Ernest Brennecke, looking back on the rise of the comic strip from the
vantage point of 1924, praises the comics for representing "true things"
rather than the "pursuit of the good and beautiful." Gilbert Seldes,
in a book on the aesthetics of popular culture published in the same year
as Brennecke's essay, defines comic strip realism similarly. In support
of the assertion that "none of our realists in fiction come so close
to the facts of the average man," Seldes notes that "the comic
more violent, more dishonest, more tricky and roguish,
than America usually permits its serious arts to be." Comic strips
expose the illusions of the "life of the average man" because
comic strip characters "have so little respect for law, order, the
rights of property, the sanctity of money, the romance of marriage, and
all the other foundations of American life, that if they were put into fiction
the Society for the Suppression of Everything would hale them incontinently
to court and our morals would be saved again" (Seldes 197, 201).
Taken together, Brennecke and Seldes present a remarkably coherent vision

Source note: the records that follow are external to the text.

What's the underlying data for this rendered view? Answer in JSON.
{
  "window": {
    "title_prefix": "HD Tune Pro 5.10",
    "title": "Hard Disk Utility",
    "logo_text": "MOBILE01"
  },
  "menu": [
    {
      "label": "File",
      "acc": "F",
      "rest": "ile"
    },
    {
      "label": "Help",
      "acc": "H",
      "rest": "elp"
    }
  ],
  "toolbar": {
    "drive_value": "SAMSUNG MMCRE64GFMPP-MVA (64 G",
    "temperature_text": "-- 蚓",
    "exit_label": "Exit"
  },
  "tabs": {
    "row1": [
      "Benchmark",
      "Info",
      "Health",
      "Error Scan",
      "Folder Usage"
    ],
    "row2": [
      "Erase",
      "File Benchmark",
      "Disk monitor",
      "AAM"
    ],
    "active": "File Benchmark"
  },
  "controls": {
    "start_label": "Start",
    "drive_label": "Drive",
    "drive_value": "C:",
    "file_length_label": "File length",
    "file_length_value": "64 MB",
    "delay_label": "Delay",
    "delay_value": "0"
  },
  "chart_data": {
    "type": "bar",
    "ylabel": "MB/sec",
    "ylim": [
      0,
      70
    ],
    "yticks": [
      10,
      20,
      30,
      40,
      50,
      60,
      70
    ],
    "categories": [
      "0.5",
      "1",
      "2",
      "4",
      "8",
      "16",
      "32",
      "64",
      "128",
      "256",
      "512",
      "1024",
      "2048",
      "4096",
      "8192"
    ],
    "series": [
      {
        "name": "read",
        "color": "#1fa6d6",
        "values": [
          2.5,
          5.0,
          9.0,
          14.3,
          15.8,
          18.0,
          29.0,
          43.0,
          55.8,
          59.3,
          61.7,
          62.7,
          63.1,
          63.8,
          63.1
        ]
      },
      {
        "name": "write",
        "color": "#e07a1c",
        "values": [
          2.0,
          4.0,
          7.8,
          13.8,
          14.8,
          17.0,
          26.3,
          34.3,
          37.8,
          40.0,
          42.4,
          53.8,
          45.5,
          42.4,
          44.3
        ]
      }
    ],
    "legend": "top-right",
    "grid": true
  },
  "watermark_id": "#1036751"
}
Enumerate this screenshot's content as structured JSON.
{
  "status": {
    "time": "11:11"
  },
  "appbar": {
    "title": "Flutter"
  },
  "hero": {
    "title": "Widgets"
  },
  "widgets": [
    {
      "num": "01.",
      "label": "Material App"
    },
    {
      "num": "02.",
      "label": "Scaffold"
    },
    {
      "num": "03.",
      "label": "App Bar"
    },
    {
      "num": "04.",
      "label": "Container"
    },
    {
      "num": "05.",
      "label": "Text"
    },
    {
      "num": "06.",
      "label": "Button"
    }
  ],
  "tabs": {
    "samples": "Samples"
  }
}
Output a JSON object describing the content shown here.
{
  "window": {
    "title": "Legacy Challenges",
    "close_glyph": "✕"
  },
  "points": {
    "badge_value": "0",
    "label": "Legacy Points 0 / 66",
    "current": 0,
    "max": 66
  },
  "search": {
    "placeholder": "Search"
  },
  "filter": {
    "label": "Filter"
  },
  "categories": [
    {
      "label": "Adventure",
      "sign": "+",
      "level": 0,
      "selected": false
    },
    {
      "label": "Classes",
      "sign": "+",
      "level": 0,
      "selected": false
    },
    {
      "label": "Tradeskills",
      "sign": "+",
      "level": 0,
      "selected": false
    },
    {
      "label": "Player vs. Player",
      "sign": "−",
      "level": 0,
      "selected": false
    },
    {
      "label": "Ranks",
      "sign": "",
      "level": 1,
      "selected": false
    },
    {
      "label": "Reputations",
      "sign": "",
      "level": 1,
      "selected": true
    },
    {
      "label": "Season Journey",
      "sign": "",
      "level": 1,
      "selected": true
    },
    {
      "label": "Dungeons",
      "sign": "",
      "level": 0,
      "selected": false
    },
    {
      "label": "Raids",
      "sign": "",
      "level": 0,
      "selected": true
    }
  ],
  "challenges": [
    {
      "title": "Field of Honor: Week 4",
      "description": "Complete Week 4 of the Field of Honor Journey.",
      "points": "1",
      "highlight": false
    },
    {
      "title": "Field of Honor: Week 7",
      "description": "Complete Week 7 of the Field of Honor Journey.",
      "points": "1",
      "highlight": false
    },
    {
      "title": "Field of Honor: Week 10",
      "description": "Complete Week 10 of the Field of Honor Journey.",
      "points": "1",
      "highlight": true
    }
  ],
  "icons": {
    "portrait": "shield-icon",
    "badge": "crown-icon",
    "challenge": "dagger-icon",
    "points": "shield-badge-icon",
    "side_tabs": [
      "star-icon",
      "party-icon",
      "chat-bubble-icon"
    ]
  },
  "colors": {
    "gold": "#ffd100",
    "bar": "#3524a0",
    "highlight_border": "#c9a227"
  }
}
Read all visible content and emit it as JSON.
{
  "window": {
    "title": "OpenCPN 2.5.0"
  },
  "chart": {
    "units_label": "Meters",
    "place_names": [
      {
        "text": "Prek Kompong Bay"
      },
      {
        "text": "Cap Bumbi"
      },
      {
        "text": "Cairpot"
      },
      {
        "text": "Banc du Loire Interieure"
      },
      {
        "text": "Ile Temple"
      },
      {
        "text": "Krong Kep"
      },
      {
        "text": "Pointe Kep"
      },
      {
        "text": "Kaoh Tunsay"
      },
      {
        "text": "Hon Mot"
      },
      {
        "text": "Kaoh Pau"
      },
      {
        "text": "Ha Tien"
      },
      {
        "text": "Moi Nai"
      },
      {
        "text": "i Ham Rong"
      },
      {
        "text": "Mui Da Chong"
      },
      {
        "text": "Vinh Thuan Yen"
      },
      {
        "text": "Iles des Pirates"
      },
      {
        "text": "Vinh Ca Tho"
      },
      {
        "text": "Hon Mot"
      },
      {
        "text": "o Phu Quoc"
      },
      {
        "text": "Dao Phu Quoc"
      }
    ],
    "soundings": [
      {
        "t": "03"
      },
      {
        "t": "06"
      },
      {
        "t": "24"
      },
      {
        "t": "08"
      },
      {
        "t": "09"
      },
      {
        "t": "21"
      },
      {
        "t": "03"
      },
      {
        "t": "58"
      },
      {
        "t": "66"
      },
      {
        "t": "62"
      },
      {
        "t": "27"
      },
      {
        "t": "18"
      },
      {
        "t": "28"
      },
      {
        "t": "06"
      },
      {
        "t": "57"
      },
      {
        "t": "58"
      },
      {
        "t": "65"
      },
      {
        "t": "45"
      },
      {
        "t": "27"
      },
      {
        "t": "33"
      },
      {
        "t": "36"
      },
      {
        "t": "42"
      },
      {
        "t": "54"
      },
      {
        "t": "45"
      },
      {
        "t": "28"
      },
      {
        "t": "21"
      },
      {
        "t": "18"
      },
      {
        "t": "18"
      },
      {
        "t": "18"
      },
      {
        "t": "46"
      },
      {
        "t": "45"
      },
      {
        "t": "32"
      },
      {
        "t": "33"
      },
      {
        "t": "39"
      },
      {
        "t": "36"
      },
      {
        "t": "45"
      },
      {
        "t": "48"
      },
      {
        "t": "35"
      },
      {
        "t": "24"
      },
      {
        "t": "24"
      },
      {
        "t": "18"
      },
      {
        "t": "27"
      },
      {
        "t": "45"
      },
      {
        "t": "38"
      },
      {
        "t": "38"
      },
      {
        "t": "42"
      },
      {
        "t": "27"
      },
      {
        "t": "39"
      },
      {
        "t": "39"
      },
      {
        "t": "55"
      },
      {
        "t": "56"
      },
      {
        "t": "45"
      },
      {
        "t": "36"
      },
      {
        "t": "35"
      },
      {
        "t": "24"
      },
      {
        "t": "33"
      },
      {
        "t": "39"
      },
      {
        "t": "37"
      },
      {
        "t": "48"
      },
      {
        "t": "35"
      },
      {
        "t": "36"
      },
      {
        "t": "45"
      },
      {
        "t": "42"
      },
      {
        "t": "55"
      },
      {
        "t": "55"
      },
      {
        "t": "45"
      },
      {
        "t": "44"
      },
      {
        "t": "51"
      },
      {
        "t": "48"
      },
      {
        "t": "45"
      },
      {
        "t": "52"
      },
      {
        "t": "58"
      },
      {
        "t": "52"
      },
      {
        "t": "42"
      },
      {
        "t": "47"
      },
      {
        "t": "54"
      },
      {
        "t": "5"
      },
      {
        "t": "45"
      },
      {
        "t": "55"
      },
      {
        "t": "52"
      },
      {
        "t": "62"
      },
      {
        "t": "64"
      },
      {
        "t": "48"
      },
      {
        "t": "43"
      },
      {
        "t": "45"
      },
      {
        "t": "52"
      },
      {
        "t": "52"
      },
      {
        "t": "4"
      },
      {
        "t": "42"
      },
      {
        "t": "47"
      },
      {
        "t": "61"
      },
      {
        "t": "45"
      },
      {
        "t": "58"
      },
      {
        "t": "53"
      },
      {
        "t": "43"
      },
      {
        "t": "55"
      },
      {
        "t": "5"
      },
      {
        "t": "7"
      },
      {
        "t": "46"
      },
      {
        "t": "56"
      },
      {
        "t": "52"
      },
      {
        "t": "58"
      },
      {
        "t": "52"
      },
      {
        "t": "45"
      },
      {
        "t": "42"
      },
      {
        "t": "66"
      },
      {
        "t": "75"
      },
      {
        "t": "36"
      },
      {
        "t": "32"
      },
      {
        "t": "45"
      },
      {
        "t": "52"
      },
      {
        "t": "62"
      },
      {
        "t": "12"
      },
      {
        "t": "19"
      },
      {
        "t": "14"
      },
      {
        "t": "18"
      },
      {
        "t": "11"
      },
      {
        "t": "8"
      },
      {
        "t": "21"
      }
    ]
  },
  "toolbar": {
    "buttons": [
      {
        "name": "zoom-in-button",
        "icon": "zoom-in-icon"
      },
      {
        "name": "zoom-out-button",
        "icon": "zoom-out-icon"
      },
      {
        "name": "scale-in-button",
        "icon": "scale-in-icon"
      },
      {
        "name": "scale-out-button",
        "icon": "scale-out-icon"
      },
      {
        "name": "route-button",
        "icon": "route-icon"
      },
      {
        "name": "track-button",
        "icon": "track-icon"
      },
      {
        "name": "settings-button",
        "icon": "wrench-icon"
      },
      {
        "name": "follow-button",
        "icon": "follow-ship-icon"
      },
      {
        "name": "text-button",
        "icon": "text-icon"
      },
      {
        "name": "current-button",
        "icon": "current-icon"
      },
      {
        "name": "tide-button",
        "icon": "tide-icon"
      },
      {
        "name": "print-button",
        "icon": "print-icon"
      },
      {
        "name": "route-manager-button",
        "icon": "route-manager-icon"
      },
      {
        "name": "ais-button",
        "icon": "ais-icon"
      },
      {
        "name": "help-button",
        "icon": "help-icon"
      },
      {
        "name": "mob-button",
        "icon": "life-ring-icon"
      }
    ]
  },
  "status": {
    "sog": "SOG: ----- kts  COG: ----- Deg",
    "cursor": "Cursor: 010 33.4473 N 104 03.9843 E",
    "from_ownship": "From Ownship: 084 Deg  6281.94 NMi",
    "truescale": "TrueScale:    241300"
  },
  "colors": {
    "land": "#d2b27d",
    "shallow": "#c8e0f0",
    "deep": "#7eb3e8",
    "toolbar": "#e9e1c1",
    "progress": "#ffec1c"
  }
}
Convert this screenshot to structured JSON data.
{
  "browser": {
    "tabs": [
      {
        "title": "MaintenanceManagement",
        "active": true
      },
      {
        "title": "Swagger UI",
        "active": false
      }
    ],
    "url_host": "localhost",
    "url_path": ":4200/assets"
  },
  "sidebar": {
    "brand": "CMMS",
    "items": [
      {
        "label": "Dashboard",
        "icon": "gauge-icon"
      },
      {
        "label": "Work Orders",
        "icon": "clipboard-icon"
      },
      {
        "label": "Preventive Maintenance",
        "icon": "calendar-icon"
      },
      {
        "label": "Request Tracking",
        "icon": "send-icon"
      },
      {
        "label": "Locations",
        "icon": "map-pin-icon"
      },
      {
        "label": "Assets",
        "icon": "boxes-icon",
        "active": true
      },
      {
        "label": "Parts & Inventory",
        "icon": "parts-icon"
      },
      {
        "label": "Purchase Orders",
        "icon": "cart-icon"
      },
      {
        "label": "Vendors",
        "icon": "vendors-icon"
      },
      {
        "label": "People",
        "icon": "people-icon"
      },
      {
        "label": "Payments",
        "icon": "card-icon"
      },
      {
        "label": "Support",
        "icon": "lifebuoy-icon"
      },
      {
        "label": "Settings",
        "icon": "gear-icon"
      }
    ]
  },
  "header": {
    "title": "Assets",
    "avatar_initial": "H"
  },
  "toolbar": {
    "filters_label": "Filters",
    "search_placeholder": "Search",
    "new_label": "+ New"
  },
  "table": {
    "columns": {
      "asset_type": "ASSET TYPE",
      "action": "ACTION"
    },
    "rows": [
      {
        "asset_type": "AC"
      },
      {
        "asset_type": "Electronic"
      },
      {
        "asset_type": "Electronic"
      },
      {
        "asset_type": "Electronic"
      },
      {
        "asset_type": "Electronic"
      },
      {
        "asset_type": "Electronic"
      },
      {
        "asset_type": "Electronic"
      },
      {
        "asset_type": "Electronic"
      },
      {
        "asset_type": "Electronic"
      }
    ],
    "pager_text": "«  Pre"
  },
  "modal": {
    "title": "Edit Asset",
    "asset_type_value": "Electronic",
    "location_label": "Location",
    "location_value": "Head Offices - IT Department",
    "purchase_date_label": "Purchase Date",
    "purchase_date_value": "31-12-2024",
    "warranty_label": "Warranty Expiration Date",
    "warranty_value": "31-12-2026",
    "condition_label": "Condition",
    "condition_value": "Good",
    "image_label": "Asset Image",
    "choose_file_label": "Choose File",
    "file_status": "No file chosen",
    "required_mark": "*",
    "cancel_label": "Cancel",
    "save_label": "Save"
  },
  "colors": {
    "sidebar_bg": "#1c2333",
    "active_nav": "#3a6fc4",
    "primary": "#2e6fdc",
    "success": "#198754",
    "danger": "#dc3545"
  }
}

of the comic strip as a realist deflation of bourgeois illusion. Coherence
disintegrates, however, when these critics address the fact that many strips
contain elements so far removed from realism as to deserve the label "fantastic."
Brennecke acknowledges that some realist cartoonists resort to "wonder-geography"
and talking animals, but he dismisses fantasy as a temporary vacation spot
for the imaginations of artists who are "a little tired and in need
of fresh inspiration" (674). Gilbert Seldes draws the distinction between
realism and fantasy more sharply when he writes, "At the extremes of
the comic strip are the realistic school and the fantastic," identifying
George Herriman's Krazy Kat as the best example of the latter genre.
And while Brennecke sees the fantastic in comics as a relatively minor offshoot
of the form, Seldes sees the fantastic in Krazy Kat as the element
that lifts it above the rest of the "vulgar" comic strips into
the realm of high art. Herriman's work is, according to Seldes, "rich
with something we have too little of--fantasy (203). Diverging from both
Brennecke and Seldes, columnist William Bolitho identifies all strips as
fantasy: "These interminable stories are indeed like an immense system
of burrowings in the world of fantasy and imagination" (34). While
all three authors identify an element of fantasy in the comic strips, they
disagree wildly over whether fantasy departs from the essence of the form,
elevates it, or defines it.
This disagreement is more a function of a strange duality in the comics themselves than of any error on the part of their critics. Throughout their rich history the funnies have aimed both to manufacture illusions and to puncture them. While bad boys and low-lifes like the Katzenjammer Kids, Mutt, and Calvin display an irreverent disregard for the illusions of manners, genteel pretension, or the idealized family, dreamers like Little Nemo, Little Orphan Annie and (again) Calvin live in a fantasy world of wish-fulfillment. I propose that the incoherence of comic strip realism as a genre points back to a central contradiction in turn-of-the-century American market culture. Reality and fantasy are two sides of a coin that turns up repeatedly as subject and subtext in the comic strips: the urban marketplace. Because the comics originated in the urban press, the city occupies a crucial but ambiguous position in their mythology. Comic strips represent the city both as an especially real place, the site of the "bottom line" of class and commerce, and as a dreamland of wish fulfillment.
The city has stereotypically served as a privileged site of the real, a noir world beyond the illusions of innocence and romanticism. But the reverse is equally true: the flip-side of the city's reality is its unreality. Amy Kaplan's ground-breaking study of American literary realism uncovers this side of the city by describing realism as an attempt to contain a sense of unreality generated by accelerating social change in the urban environment. Jackson Lears similarly argues that the disturbing sense of groundlessness associated with modernism can be traced in part to the unreal chaos of urban experience. But while both of these writers insightfully highlight the city's status as site of the unreal, I would argue that they fail to offer an adequate historical explanation for the persistence of the trope of the unreal city in American culture. Urban unreality is not simply a result of the rapid social change involved in the explosive urbanization of the nineteenth-century. Rather, the unreality of the city arises as the necessary counterpart to the reality of the city, the contradiction between urban reality and urban unreality reflecting a contradiction at the heart of market-culture itself.
In the turn-of-the-century comic strip, representations of the urban marketplace rock between the trope of the city as gritty reality and the trope of the city as decidedly unreal dream-realm of wish fulfillment. On the one hand, comic strips represent urban commerce and the demands of the market as the bedrock of reality underlying all idealistic and moralistic illusions. On the other hand, the urban marketplace strives to fulfill the fantasies of its resident consumers, as does the comic strip, and so the city becomes a surreal amusement park run mad.